• **Action item**
Return all of the data exactly as given.

• **Dataset records**
"""

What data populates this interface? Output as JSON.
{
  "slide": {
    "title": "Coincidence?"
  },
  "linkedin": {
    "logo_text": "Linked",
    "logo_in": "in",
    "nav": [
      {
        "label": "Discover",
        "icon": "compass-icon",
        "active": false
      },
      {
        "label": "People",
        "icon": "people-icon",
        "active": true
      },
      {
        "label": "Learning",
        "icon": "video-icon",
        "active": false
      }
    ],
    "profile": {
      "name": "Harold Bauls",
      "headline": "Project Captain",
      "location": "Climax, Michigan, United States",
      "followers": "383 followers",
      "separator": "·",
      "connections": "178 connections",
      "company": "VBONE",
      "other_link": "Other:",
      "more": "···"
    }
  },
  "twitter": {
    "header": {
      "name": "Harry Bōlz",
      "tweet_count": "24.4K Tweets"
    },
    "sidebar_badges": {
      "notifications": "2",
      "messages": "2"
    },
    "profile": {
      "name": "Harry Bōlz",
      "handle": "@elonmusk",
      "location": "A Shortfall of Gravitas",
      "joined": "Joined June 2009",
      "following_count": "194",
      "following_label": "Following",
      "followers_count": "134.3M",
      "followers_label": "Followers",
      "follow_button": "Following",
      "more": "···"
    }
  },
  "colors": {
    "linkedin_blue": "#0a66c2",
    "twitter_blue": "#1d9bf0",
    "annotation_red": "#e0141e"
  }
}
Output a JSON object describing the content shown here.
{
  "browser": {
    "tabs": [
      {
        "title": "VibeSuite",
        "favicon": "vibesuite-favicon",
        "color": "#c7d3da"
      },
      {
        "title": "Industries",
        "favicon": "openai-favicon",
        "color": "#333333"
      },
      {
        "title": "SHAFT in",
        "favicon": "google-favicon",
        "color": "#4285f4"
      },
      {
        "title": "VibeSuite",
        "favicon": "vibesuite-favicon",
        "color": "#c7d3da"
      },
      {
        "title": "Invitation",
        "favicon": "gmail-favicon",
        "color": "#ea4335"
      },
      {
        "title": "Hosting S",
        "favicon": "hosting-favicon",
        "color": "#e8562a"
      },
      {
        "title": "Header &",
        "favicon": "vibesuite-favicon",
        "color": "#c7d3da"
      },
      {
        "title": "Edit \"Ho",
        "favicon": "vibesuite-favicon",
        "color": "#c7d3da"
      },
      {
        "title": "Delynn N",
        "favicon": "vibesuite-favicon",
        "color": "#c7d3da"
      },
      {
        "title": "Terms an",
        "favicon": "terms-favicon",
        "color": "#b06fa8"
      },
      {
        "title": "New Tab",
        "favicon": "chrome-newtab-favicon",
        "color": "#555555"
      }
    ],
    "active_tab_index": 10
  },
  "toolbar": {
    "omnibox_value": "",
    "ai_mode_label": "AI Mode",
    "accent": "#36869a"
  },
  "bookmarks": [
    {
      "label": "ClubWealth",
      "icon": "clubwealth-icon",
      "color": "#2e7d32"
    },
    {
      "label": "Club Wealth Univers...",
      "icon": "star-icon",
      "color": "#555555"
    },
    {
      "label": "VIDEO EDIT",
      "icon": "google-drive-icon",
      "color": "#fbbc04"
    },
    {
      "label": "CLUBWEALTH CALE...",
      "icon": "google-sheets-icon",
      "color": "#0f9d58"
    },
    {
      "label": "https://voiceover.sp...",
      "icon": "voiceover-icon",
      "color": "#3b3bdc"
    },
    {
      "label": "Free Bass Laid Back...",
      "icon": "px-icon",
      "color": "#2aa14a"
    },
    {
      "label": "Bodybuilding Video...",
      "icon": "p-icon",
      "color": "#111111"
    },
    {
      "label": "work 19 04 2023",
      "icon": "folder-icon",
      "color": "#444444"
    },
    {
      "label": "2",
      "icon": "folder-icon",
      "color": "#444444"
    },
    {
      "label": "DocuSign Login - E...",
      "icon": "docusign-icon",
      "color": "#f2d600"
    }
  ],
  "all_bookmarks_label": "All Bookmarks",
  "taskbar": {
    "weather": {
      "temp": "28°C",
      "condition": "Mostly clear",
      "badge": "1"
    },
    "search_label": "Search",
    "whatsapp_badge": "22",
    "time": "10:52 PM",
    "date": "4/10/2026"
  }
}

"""

• **Solution for this task**
What data populates this interface? Output as JSON.
{
  "slide": {
    "title": "Coincidence?"
  },
  "linkedin": {
    "logo_text": "Linked",
    "logo_in": "in",
    "nav": [
      {
        "label": "Discover",
        "icon": "compass-icon",
        "active": false
      },
      {
        "label": "People",
        "icon": "people-icon",
        "active": true
      },
      {
        "label": "Learning",
        "icon": "video-icon",
        "active": false
      }
    ],
    "profile": {
      "name": "Harold Bauls",
      "headline": "Project Captain",
      "location": "Climax, Michigan, United States",
      "followers": "383 followers",
      "separator": "·",
      "connections": "178 connections",
      "company": "VBONE",
      "other_link": "Other:",
      "more": "···"
    }
  },
  "twitter": {
    "header": {
      "name": "Harry Bōlz",
      "tweet_count": "24.4K Tweets"
    },
    "sidebar_badges": {
      "notifications": "2",
      "messages": "2"
    },
    "profile": {
      "name": "Harry Bōlz",
      "handle": "@elonmusk",
      "location": "A Shortfall of Gravitas",
      "joined": "Joined June 2009",
      "following_count": "194",
      "following_label": "Following",
      "followers_count": "134.3M",
      "followers_label": "Followers",
      "follow_button": "Following",
      "more": "···"
    }
  },
  "colors": {
    "linkedin_blue": "#0a66c2",
    "twitter_blue": "#1d9bf0",
    "annotation_red": "#e0141e"
  }
}
Output a JSON object describing the content shown here.
{
  "browser": {
    "tabs": [
      {
        "title": "VibeSuite",
        "favicon": "vibesuite-favicon",
        "color": "#c7d3da"
      },
      {
        "title": "Industries",
        "favicon": "openai-favicon",
        "color": "#333333"
      },
      {
        "title": "SHAFT in",
        "favicon": "google-favicon",
        "color": "#4285f4"
      },
      {
        "title": "VibeSuite",
        "favicon": "vibesuite-favicon",
        "color": "#c7d3da"
      },
      {
        "title": "Invitation",
        "favicon": "gmail-favicon",
        "color": "#ea4335"
      },
      {
        "title": "Hosting S",
        "favicon": "hosting-favicon",
        "color": "#e8562a"
      },
      {
        "title": "Header &",
        "favicon": "vibesuite-favicon",
        "color": "#c7d3da"
      },
      {
        "title": "Edit \"Ho",
        "favicon": "vibesuite-favicon",
        "color": "#c7d3da"
      },
      {
        "title": "Delynn N",
        "favicon": "vibesuite-favicon",
        "color": "#c7d3da"
      },
      {
        "title": "Terms an",
        "favicon": "terms-favicon",
        "color": "#b06fa8"
      },
      {
        "title": "New Tab",
        "favicon": "chrome-newtab-favicon",
        "color": "#555555"
      }
    ],
    "active_tab_index": 10
  },
  "toolbar": {
    "omnibox_value": "",
    "ai_mode_label": "AI Mode",
    "accent": "#36869a"
  },
  "bookmarks": [
    {
      "label": "ClubWealth",
      "icon": "clubwealth-icon",
      "color": "#2e7d32"
    },
    {
      "label": "Club Wealth Univers...",
      "icon": "star-icon",
      "color": "#555555"
    },
    {
      "label": "VIDEO EDIT",
      "icon": "google-drive-icon",
      "color": "#fbbc04"
    },
    {
      "label": "CLUBWEALTH CALE...",
      "icon": "google-sheets-icon",
      "color": "#0f9d58"
    },
    {
      "label": "https://voiceover.sp...",
      "icon": "voiceover-icon",
      "color": "#3b3bdc"
    },
    {
      "label": "Free Bass Laid Back...",
      "icon": "px-icon",
      "color": "#2aa14a"
    },
    {
      "label": "Bodybuilding Video...",
      "icon": "p-icon",
      "color": "#111111"
    },
    {
      "label": "work 19 04 2023",
      "icon": "folder-icon",
      "color": "#444444"
    },
    {
      "label": "2",
      "icon": "folder-icon",
      "color": "#444444"
    },
    {
      "label": "DocuSign Login - E...",
      "icon": "docusign-icon",
      "color": "#f2d600"
    }
  ],
  "all_bookmarks_label": "All Bookmarks",
  "taskbar": {
    "weather": {
      "temp": "28°C",
      "condition": "Mostly clear",
      "badge": "1"
    },
    "search_label": "Search",
    "whatsapp_badge": "22",
    "time": "10:52 PM",
    "date": "4/10/2026"
  }
}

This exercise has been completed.